To do >>
Find the string "Trophies" in the entries and copy each line that has it.

Interface dataset entries
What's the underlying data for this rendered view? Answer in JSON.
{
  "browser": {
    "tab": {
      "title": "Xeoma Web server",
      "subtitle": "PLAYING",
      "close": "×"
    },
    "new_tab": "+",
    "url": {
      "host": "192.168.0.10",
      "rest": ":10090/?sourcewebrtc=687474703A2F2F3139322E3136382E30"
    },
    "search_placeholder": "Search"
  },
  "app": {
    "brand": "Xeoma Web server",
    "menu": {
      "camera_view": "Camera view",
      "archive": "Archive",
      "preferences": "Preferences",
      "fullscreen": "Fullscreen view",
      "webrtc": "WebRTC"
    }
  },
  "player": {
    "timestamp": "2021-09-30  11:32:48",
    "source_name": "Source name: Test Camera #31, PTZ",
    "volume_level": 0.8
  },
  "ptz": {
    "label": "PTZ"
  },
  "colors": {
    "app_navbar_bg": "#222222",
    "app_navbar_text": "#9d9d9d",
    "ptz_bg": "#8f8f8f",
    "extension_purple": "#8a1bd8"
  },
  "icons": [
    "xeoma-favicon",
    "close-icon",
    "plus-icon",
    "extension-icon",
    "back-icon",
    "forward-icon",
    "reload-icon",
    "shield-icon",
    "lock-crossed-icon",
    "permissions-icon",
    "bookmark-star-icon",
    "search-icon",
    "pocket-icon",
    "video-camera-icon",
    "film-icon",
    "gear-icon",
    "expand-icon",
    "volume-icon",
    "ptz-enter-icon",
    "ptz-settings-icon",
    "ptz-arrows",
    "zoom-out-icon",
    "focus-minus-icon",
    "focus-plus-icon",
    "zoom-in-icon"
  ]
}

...

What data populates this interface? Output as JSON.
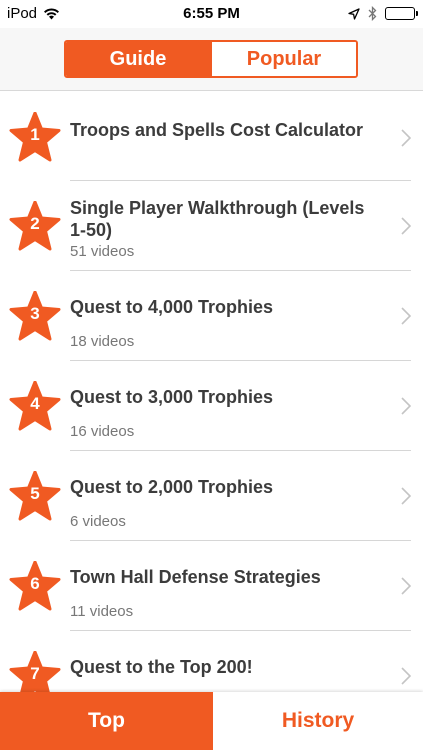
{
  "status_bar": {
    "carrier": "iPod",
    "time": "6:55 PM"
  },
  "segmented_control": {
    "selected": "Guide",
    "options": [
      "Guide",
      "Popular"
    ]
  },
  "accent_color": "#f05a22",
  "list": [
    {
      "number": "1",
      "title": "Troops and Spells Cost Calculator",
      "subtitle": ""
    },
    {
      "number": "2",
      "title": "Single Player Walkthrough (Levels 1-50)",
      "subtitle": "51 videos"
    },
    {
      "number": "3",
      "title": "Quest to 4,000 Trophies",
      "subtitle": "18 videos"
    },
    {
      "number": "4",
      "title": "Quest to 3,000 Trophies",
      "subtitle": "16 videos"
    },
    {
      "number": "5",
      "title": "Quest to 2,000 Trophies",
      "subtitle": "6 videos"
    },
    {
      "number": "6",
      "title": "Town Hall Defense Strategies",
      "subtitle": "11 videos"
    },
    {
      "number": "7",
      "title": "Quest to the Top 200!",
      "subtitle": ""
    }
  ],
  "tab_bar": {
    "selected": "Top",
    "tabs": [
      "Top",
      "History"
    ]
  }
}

Final answer >>
      "title": "Quest to 4,000 Trophies",
      "title": "Quest to 3,000 Trophies",
      "title": "Quest to 2,000 Trophies",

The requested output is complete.